Recently, there has been heated debates in regards to the topic of economic standings. In talking about this matter, there are many terms that are often associated. In Korea,
there are terms “gold spoon” and “dirt spoon” to talk about the different economic standings. Similarly, in the United States, there are “silver spoon” and “plastic spoon.” Spoons are actual tools for food consumption, and the material of the spoon signifies one’s wealth. Along with “gold spoon,” the “silver spoon” is used to refer to wealthy people, especially those with inherited wealth who already have their fancy future planned and waiting for them. It is interesting to see how two cultures that seem to have extremely different cultural values have similar standing views on the wealth and the poor — the wealthy, especially the ones that have “been born with a silver spoon in his mouth” are often marked by scathing criticism.
This is because there are no communities where there are no gaps between the wealthy and the poor. When there is a group of people, some will be richer than others inevitably. Yet, the problem is not the literal state of there being the gap. It is rather the consequences that occur accordingly to one’s economic standings. The rich will always be rich and the poor will continue to be poor.
After industrialization, the route of a “plastic spoon” transitioning his way up to a “silver spoon” was education. Higher education meant better jobs, and therefore, higher salaries: end of poverty. After the demolition of social hierarchy systems that divided among classes and provided limitations, the society is now considered to have advanced into an environment that provides equal opportunities for success for everyone.
However, the education system which served as the boosting point of the economic state is slowly falling apart and does not serve as a route for the transition anymore. Research has proven that parents with college degrees have children who eventually end up getting the equivalent or higher degrees. In the United States, the system that act as a proof of the correlation between the parents’ education levels and the children’s is ironically the SAT test. The reason why the SAT test was first initiated was to minimize the score gap among different races, social and economic statuses. Its core motif was to create a test that is equal for all. However, in despite of the original aim, the SAT test has become a test that gives far more advantages to the wealthy students.
A non-profit education organization FairTest gathered data regards to this matter in 2014. When it compared the SAT scores for students, the ones who came from wealthier families had higher scores. The average score for the students who had an annual family income of $20,000 or less was 1324 out of 2400, and the average score for those whose annual family income was greater than $200,000 was 1722. This may not seem like a lot, but it is a huge gap — almost 400 points. Furthermore, as the income increased from $20,000 to $200,000, the higher the SAT scores got.
The Wall Street Journal pointed fingers that the SAT, instead of its acronym being Scholastic Aptitude Test, has become the “Student Affluence Test.” Professionals in the field of education pointed out that the test could be reformatted in ways to decrease the score differences for different socio-economic standing students, but admitted that money is a great factor in determining the scores. The students who come from a poor family has a relatively disadvantageous environment compared to the ones who have received the best education from the renown teachers. So, they have a different starting point to begin with, and it is rather an unfair comparison.

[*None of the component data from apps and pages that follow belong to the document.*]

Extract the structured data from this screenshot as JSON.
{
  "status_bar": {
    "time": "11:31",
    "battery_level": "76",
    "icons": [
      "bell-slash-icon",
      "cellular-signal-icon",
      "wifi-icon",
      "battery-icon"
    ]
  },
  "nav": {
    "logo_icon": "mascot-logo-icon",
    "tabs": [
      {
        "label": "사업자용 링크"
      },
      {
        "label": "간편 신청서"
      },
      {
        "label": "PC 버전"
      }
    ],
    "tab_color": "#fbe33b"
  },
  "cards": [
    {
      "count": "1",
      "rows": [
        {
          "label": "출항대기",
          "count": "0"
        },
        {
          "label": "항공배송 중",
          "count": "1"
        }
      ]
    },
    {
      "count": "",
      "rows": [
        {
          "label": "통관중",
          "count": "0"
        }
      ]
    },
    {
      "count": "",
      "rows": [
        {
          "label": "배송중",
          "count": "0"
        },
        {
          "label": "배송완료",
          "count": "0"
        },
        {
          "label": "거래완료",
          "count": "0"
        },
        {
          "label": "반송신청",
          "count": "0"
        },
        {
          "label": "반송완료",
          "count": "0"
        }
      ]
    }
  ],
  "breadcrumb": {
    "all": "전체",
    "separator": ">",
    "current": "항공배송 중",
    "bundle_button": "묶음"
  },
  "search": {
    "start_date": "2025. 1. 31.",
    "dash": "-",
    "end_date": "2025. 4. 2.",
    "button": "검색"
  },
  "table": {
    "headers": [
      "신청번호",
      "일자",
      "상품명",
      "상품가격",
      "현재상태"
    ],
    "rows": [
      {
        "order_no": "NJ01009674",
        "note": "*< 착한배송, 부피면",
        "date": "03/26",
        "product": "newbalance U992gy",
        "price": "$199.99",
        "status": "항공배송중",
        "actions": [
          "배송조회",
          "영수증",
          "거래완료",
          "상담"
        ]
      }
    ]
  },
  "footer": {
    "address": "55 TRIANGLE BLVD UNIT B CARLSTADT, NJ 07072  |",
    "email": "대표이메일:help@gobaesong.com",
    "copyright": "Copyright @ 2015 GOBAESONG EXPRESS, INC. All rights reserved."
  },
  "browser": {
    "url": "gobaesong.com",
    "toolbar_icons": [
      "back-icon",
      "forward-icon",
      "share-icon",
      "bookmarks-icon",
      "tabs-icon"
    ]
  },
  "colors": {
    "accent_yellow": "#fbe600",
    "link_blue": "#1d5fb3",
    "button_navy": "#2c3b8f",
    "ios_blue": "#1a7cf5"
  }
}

As the gap between the wealthy and the poor is an issue that cannot be resolved immediately, the hopeless reality for the “dirt spoons” and the “plastic spoons” will continue while the “gold and silver spoons” continue to embellish their lives with extravagant opportunities that will lead to the “planned out” success. The education system should help in creating an equal society for all rather than impede the success of the underprivileged. The society should not continue its cycle of the wealthy continuing its wealth and the poor continuing its poverty.
Original Document available at http://www.koreadaily.com/news/read.asp?page=7&branch=NEWS&source=&category=opinion&art_id=4003966
Edited by Sooahn Ko